Work task
Here is a set of records. Copy them all exactly.

Information
*** Begin section ***
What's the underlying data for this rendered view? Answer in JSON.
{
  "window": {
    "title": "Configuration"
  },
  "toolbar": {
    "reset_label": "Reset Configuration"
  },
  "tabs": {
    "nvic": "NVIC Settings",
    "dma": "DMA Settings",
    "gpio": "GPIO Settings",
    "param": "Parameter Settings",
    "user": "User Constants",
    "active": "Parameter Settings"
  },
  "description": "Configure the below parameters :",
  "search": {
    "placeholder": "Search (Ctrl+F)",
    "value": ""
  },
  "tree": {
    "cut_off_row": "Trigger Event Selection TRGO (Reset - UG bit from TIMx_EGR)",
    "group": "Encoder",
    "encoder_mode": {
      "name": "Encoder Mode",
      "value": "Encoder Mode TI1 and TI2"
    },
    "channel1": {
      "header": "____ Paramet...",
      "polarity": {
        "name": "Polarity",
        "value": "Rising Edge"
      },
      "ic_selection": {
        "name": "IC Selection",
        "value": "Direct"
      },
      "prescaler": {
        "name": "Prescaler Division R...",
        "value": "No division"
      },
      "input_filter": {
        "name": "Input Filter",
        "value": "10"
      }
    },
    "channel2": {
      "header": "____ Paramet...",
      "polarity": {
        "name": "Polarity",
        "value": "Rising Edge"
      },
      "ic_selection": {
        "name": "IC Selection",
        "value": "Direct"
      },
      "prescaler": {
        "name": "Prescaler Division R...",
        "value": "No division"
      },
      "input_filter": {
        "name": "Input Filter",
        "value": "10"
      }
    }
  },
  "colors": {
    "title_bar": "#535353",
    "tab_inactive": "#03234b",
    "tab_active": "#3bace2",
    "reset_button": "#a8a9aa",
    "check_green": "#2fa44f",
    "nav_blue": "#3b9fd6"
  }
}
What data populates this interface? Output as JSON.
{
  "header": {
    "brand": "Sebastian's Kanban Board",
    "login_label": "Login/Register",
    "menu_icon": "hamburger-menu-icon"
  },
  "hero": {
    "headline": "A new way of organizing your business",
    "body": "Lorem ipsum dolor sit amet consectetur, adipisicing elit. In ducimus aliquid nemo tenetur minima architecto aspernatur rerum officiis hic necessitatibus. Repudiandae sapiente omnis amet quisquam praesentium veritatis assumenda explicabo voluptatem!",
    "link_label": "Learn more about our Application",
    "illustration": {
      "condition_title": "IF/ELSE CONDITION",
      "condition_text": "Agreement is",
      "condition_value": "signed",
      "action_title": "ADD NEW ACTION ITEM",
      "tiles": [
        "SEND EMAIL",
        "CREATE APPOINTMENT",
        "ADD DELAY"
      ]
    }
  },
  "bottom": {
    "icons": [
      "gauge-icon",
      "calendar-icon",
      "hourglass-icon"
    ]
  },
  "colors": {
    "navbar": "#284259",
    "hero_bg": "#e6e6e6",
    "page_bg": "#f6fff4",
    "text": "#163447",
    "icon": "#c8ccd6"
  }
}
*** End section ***
Reply to the exercise
What's the underlying data for this rendered view? Answer in JSON.
{
  "window": {
    "title": "Configuration"
  },
  "toolbar": {
    "reset_label": "Reset Configuration"
  },
  "tabs": {
    "nvic": "NVIC Settings",
    "dma": "DMA Settings",
    "gpio": "GPIO Settings",
    "param": "Parameter Settings",
    "user": "User Constants",
    "active": "Parameter Settings"
  },
  "description": "Configure the below parameters :",
  "search": {
    "placeholder": "Search (Ctrl+F)",
    "value": ""
  },
  "tree": {
    "cut_off_row": "Trigger Event Selection TRGO (Reset - UG bit from TIMx_EGR)",
    "group": "Encoder",
    "encoder_mode": {
      "name": "Encoder Mode",
      "value": "Encoder Mode TI1 and TI2"
    },
    "channel1": {
      "header": "____ Paramet...",
      "polarity": {
        "name": "Polarity",
        "value": "Rising Edge"
      },
      "ic_selection": {
        "name": "IC Selection",
        "value": "Direct"
      },
      "prescaler": {
        "name": "Prescaler Division R...",
        "value": "No division"
      },
      "input_filter": {
        "name": "Input Filter",
        "value": "10"
      }
    },
    "channel2": {
      "header": "____ Paramet...",
      "polarity": {
        "name": "Polarity",
        "value": "Rising Edge"
      },
      "ic_selection": {
        "name": "IC Selection",
        "value": "Direct"
      },
      "prescaler": {
        "name": "Prescaler Division R...",
        "value": "No division"
      },
      "input_filter": {
        "name": "Input Filter",
        "value": "10"
      }
    }
  },
  "colors": {
    "title_bar": "#535353",
    "tab_inactive": "#03234b",
    "tab_active": "#3bace2",
    "reset_button": "#a8a9aa",
    "check_green": "#2fa44f",
    "nav_blue": "#3b9fd6"
  }
}
What data populates this interface? Output as JSON.
{
  "header": {
    "brand": "Sebastian's Kanban Board",
    "login_label": "Login/Register",
    "menu_icon": "hamburger-menu-icon"
  },
  "hero": {
    "headline": "A new way of organizing your business",
    "body": "Lorem ipsum dolor sit amet consectetur, adipisicing elit. In ducimus aliquid nemo tenetur minima architecto aspernatur rerum officiis hic necessitatibus. Repudiandae sapiente omnis amet quisquam praesentium veritatis assumenda explicabo voluptatem!",
    "link_label": "Learn more about our Application",
    "illustration": {
      "condition_title": "IF/ELSE CONDITION",
      "condition_text": "Agreement is",
      "condition_value": "signed",
      "action_title": "ADD NEW ACTION ITEM",
      "tiles": [
        "SEND EMAIL",
        "CREATE APPOINTMENT",
        "ADD DELAY"
      ]
    }
  },
  "bottom": {
    "icons": [
      "gauge-icon",
      "calendar-icon",
      "hourglass-icon"
    ]
  },
  "colors": {
    "navbar": "#284259",
    "hero_bg": "#e6e6e6",
    "page_bg": "#f6fff4",
    "text": "#163447",
    "icon": "#c8ccd6"
  }
}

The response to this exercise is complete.